• [ACTION ITEM]:
Please reproduce all the data exactly as written and omit the pictures.
═══
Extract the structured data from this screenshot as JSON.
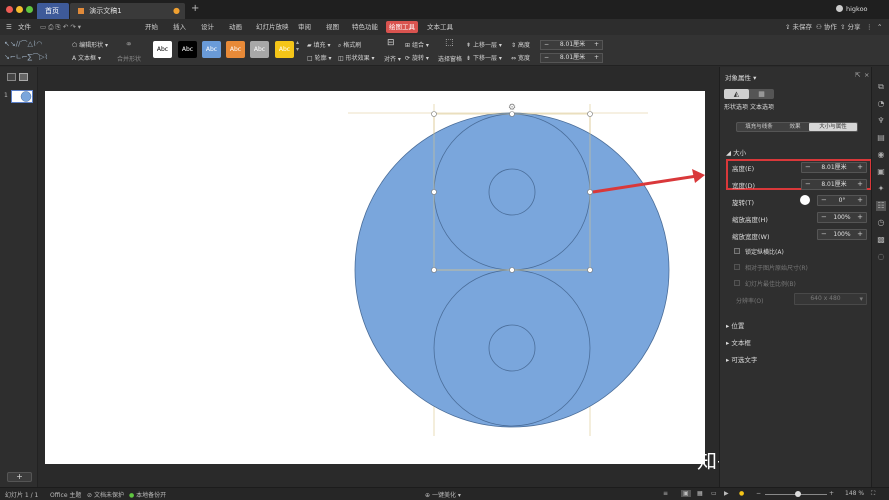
{
  "titlebar": {
    "tabs": [
      {
        "label": "首页"
      },
      {
        "label": "演示文稿1"
      }
    ],
    "add_tab": "+",
    "username": "higkoo"
  },
  "menubar": {
    "file_label": "文件",
    "items": [
      "开始",
      "插入",
      "设计",
      "动画",
      "幻灯片放映",
      "审阅",
      "视图",
      "特色功能",
      "绘图工具",
      "文本工具"
    ],
    "active_index": 8,
    "right": {
      "unsaved": "未保存",
      "collab": "协作",
      "share": "分享"
    }
  },
  "ribbon": {
    "edit_shape": "编辑形状",
    "text_box": "文本框",
    "merge_shape": "合并形状",
    "style_sample": "Abc",
    "style_colors": [
      "#ffffff",
      "#000000",
      "#6a9bd8",
      "#e88a38",
      "#a8a8a8",
      "#f5c518"
    ],
    "fill": "填充",
    "outline": "轮廓",
    "format_painter": "格式刷",
    "shape_effect": "形状效果",
    "align": "对齐",
    "group": "组合",
    "rotate": "旋转",
    "selection_pane": "选择窗格",
    "bring_forward": "上移一层",
    "send_backward": "下移一层",
    "height_label": "高度",
    "width_label": "宽度",
    "height_value": "8.01厘米",
    "width_value": "8.01厘米"
  },
  "leftpanel": {
    "slide_number": "1",
    "add_button": "+"
  },
  "panel": {
    "title": "对象属性",
    "tab_shape": "形状选项",
    "tab_text": "文本选项",
    "subtabs": [
      "填充与线条",
      "效果",
      "大小与属性"
    ],
    "active_subtab": 2,
    "section_size": "大小",
    "height_label": "高度(E)",
    "height_value": "8.01厘米",
    "width_label": "宽度(D)",
    "width_value": "8.01厘米",
    "rotation_label": "旋转(T)",
    "rotation_value": "0°",
    "scale_height_label": "缩放高度(H)",
    "scale_height_value": "100%",
    "scale_width_label": "缩放宽度(W)",
    "scale_width_value": "100%",
    "lock_ratio": "锁定纵横比(A)",
    "relative_original": "相对于图片原始尺寸(R)",
    "best_ratio": "幻灯片最佳比例(B)",
    "resolution_label": "分辨率(O)",
    "resolution_value": "640 x 480",
    "section_position": "位置",
    "section_textbox": "文本框",
    "section_alt_text": "可选文字"
  },
  "watermark": "知乎 @higkoo",
  "statusbar": {
    "slide_info": "幻灯片 1 / 1",
    "theme": "Office 主题",
    "doc_protect": "文档未保护",
    "backup": "本地备份开",
    "beautify": "一键美化",
    "zoom": "148 %"
  },
  "colors": {
    "accent": "#d9534f",
    "shape_fill": "#7aa6dc",
    "shape_stroke": "#4a6d99",
    "highlight_border": "#d9383a"
  }
}
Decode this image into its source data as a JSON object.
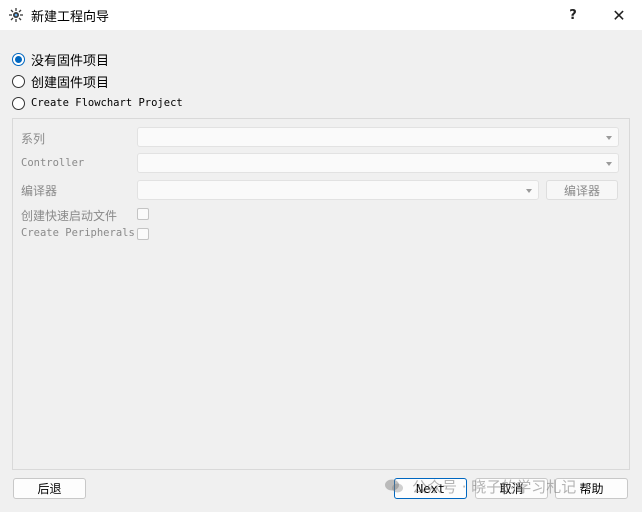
{
  "window": {
    "title": "新建工程向导",
    "help_glyph": "?",
    "close_glyph": "✕"
  },
  "options": [
    {
      "label": "没有固件项目",
      "checked": true
    },
    {
      "label": "创建固件项目",
      "checked": false
    },
    {
      "label": "Create Flowchart Project",
      "checked": false
    }
  ],
  "form": {
    "series_label": "系列",
    "series_value": "",
    "controller_label": "Controller",
    "controller_value": "",
    "compiler_label": "编译器",
    "compiler_value": "",
    "compiler_button": "编译器",
    "quickstart_label": "创建快速启动文件",
    "peripherals_label": "Create Peripherals"
  },
  "buttons": {
    "back": "后退",
    "next": "Next",
    "cancel": "取消",
    "help": "帮助"
  },
  "watermark": {
    "text": "公众号 · 晓子的学习札记"
  },
  "colors": {
    "accent": "#0067c0",
    "disabled_text": "#8a8a8a"
  }
}
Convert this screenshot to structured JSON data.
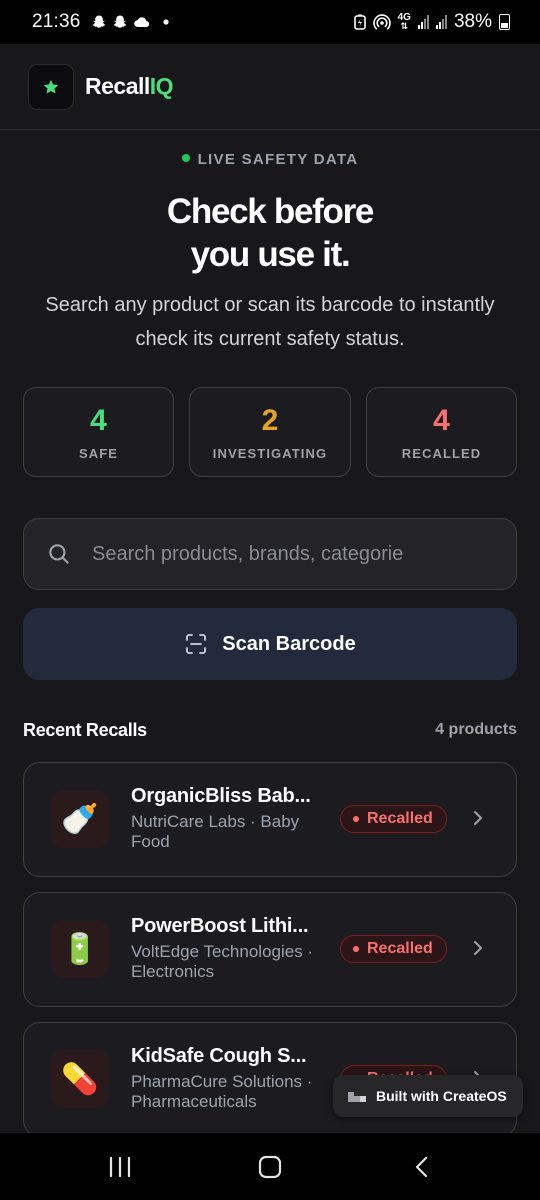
{
  "status_bar": {
    "time": "21:36",
    "network": "4G",
    "battery": "38%",
    "icons": [
      "snapchat-icon",
      "snapchat-icon",
      "cloud-icon",
      "dot-icon",
      "battery-saver-icon",
      "hotspot-icon",
      "signal-icon",
      "signal-icon",
      "battery-icon"
    ]
  },
  "header": {
    "logo_icon": "star-icon",
    "brand_part1": "Recall",
    "brand_part2": "IQ",
    "accent_color": "#4ade80"
  },
  "hero": {
    "live_label": "LIVE SAFETY DATA",
    "title_line1": "Check before",
    "title_line2": "you use it.",
    "subtitle": "Search any product or scan its barcode to instantly check its current safety status."
  },
  "stats": [
    {
      "value": "4",
      "label": "SAFE",
      "color": "#4ade80"
    },
    {
      "value": "2",
      "label": "INVESTIGATING",
      "color": "#e5a422"
    },
    {
      "value": "4",
      "label": "RECALLED",
      "color": "#f87171"
    }
  ],
  "search": {
    "placeholder": "Search products, brands, categorie",
    "icon": "search-icon"
  },
  "scan": {
    "label": "Scan Barcode",
    "icon": "barcode-scan-icon"
  },
  "recent": {
    "title": "Recent Recalls",
    "count": "4 products",
    "items": [
      {
        "name": "OrganicBliss Bab...",
        "meta": "NutriCare Labs · Baby Food",
        "emoji": "🍼",
        "icon": "baby-bottle-icon",
        "status": "Recalled"
      },
      {
        "name": "PowerBoost Lithi...",
        "meta": "VoltEdge Technologies · Electronics",
        "emoji": "🔋",
        "icon": "battery-icon",
        "status": "Recalled"
      },
      {
        "name": "KidSafe Cough S...",
        "meta": "PharmaCure Solutions · Pharmaceuticals",
        "emoji": "💊",
        "icon": "pill-icon",
        "status": "Recalled"
      }
    ]
  },
  "badge_widget": {
    "label": "Built with CreateOS",
    "icon": "createos-logo-icon"
  },
  "nav": {
    "icons": [
      "recent-apps-icon",
      "home-icon",
      "back-icon"
    ]
  }
}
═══
• [TASK RESPONSE]:
Extract the structured data from this screenshot as JSON.
{
  "titlebar": {
    "tabs": [
      {
        "label": "首页"
      },
      {
        "label": "演示文稿1"
      }
    ],
    "add_tab": "+",
    "username": "higkoo"
  },
  "menubar": {
    "file_label": "文件",
    "items": [
      "开始",
      "插入",
      "设计",
      "动画",
      "幻灯片放映",
      "审阅",
      "视图",
      "特色功能",
      "绘图工具",
      "文本工具"
    ],
    "active_index": 8,
    "right": {
      "unsaved": "未保存",
      "collab": "协作",
      "share": "分享"
    }
  },
  "ribbon": {
    "edit_shape": "编辑形状",
    "text_box": "文本框",
    "merge_shape": "合并形状",
    "style_sample": "Abc",
    "style_colors": [
      "#ffffff",
      "#000000",
      "#6a9bd8",
      "#e88a38",
      "#a8a8a8",
      "#f5c518"
    ],
    "fill": "填充",
    "outline": "轮廓",
    "format_painter": "格式刷",
    "shape_effect": "形状效果",
    "align": "对齐",
    "group": "组合",
    "rotate": "旋转",
    "selection_pane": "选择窗格",
    "bring_forward": "上移一层",
    "send_backward": "下移一层",
    "height_label": "高度",
    "width_label": "宽度",
    "height_value": "8.01厘米",
    "width_value": "8.01厘米"
  },
  "leftpanel": {
    "slide_number": "1",
    "add_button": "+"
  },
  "panel": {
    "title": "对象属性",
    "tab_shape": "形状选项",
    "tab_text": "文本选项",
    "subtabs": [
      "填充与线条",
      "效果",
      "大小与属性"
    ],
    "active_subtab": 2,
    "section_size": "大小",
    "height_label": "高度(E)",
    "height_value": "8.01厘米",
    "width_label": "宽度(D)",
    "width_value": "8.01厘米",
    "rotation_label": "旋转(T)",
    "rotation_value": "0°",
    "scale_height_label": "缩放高度(H)",
    "scale_height_value": "100%",
    "scale_width_label": "缩放宽度(W)",
    "scale_width_value": "100%",
    "lock_ratio": "锁定纵横比(A)",
    "relative_original": "相对于图片原始尺寸(R)",
    "best_ratio": "幻灯片最佳比例(B)",
    "resolution_label": "分辨率(O)",
    "resolution_value": "640 x 480",
    "section_position": "位置",
    "section_textbox": "文本框",
    "section_alt_text": "可选文字"
  },
  "watermark": "知乎 @higkoo",
  "statusbar": {
    "slide_info": "幻灯片 1 / 1",
    "theme": "Office 主题",
    "doc_protect": "文档未保护",
    "backup": "本地备份开",
    "beautify": "一键美化",
    "zoom": "148 %"
  },
  "colors": {
    "accent": "#d9534f",
    "shape_fill": "#7aa6dc",
    "shape_stroke": "#4a6d99",
    "highlight_border": "#d9383a"
  }
}
Decode this image into its source data as a JSON object.
{
  "window": {
    "title": "新建工程向导",
    "help_glyph": "?",
    "close_glyph": "✕"
  },
  "options": [
    {
      "label": "没有固件项目",
      "checked": true
    },
    {
      "label": "创建固件项目",
      "checked": false
    },
    {
      "label": "Create Flowchart Project",
      "checked": false
    }
  ],
  "form": {
    "series_label": "系列",
    "series_value": "",
    "controller_label": "Controller",
    "controller_value": "",
    "compiler_label": "编译器",
    "compiler_value": "",
    "compiler_button": "编译器",
    "quickstart_label": "创建快速启动文件",
    "peripherals_label": "Create Peripherals"
  },
  "buttons": {
    "back": "后退",
    "next": "Next",
    "cancel": "取消",
    "help": "帮助"
  },
  "watermark": {
    "text": "公众号 · 晓子的学习札记"
  },
  "colors": {
    "accent": "#0067c0",
    "disabled_text": "#8a8a8a"
  }
}
Convert this screenshot to structured JSON data.
{
  "status_bar": {
    "time": "21:36",
    "network": "4G",
    "battery": "38%",
    "icons": [
      "snapchat-icon",
      "snapchat-icon",
      "cloud-icon",
      "dot-icon",
      "battery-saver-icon",
      "hotspot-icon",
      "signal-icon",
      "signal-icon",
      "battery-icon"
    ]
  },
  "header": {
    "logo_icon": "star-icon",
    "brand_part1": "Recall",
    "brand_part2": "IQ",
    "accent_color": "#4ade80"
  },
  "hero": {
    "live_label": "LIVE SAFETY DATA",
    "title_line1": "Check before",
    "title_line2": "you use it.",
    "subtitle": "Search any product or scan its barcode to instantly check its current safety status."
  },
  "stats": [
    {
      "value": "4",
      "label": "SAFE",
      "color": "#4ade80"
    },
    {
      "value": "2",
      "label": "INVESTIGATING",
      "color": "#e5a422"
    },
    {
      "value": "4",
      "label": "RECALLED",
      "color": "#f87171"
    }
  ],
  "search": {
    "placeholder": "Search products, brands, categorie",
    "icon": "search-icon"
  },
  "scan": {
    "label": "Scan Barcode",
    "icon": "barcode-scan-icon"
  },
  "recent": {
    "title": "Recent Recalls",
    "count": "4 products",
    "items": [
      {
        "name": "OrganicBliss Bab...",
        "meta": "NutriCare Labs · Baby Food",
        "emoji": "🍼",
        "icon": "baby-bottle-icon",
        "status": "Recalled"
      },
      {
        "name": "PowerBoost Lithi...",
        "meta": "VoltEdge Technologies · Electronics",
        "emoji": "🔋",
        "icon": "battery-icon",
        "status": "Recalled"
      },
      {
        "name": "KidSafe Cough S...",
        "meta": "PharmaCure Solutions · Pharmaceuticals",
        "emoji": "💊",
        "icon": "pill-icon",
        "status": "Recalled"
      }
    ]
  },
  "badge_widget": {
    "label": "Built with CreateOS",
    "icon": "createos-logo-icon"
  },
  "nav": {
    "icons": [
      "recent-apps-icon",
      "home-icon",
      "back-icon"
    ]
  }
}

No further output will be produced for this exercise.